PROBLEM REQUIREMENTS: Please go through the records below and return every line holding the word "JSON".

RECORD SET:
━━━━━━━━

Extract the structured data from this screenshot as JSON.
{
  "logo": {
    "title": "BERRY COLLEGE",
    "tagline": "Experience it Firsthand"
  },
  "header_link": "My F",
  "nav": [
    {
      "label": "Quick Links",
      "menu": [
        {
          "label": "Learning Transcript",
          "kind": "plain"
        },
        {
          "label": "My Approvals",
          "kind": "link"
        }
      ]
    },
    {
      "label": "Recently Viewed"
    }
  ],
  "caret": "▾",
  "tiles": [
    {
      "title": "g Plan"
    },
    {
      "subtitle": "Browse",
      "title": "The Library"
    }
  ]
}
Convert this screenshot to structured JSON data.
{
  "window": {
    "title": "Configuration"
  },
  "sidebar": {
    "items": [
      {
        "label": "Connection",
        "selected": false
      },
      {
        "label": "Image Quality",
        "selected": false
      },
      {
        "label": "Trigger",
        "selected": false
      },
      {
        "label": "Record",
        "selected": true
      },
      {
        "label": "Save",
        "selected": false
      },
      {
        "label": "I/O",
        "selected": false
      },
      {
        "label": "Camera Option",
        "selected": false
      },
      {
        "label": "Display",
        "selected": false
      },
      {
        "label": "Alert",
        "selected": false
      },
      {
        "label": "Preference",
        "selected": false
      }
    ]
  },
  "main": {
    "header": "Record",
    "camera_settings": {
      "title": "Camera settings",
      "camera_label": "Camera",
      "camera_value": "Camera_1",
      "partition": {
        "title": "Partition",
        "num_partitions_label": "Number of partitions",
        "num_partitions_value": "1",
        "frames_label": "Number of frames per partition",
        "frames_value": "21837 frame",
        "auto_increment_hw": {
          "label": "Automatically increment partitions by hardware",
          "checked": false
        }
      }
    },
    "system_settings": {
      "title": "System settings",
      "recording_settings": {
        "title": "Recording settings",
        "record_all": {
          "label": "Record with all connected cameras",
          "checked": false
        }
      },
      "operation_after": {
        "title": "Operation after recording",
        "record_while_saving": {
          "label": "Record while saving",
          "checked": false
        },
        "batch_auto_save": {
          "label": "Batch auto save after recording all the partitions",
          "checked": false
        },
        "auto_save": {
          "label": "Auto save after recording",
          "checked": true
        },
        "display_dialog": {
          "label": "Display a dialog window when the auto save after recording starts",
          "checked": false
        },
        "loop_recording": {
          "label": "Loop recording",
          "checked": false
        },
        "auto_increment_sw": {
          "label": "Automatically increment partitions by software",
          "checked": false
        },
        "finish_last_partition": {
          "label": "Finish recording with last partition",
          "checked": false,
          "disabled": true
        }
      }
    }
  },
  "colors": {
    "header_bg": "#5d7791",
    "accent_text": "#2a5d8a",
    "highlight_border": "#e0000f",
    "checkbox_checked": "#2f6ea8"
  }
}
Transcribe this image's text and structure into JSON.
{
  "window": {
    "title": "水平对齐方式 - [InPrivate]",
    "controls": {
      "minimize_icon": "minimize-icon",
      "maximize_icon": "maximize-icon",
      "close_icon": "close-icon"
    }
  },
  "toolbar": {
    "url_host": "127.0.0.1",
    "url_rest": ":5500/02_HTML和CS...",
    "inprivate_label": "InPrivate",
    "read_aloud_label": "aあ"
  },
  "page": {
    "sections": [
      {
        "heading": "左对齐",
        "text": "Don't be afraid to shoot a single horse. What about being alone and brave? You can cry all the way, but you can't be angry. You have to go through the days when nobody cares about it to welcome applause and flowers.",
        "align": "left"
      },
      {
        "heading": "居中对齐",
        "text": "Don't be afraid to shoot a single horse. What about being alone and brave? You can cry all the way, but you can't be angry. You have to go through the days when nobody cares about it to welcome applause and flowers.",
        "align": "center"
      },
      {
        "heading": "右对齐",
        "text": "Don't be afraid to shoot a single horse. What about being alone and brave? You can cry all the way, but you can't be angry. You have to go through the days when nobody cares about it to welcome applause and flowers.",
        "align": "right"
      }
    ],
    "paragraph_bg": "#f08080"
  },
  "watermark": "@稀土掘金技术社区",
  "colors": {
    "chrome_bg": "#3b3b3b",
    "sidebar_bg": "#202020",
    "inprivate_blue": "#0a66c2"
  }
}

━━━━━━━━

EXPECTED OUTPUT:
Extract the structured data from this screenshot as JSON.
Convert this screenshot to structured JSON data.
Transcribe this image's text and structure into JSON.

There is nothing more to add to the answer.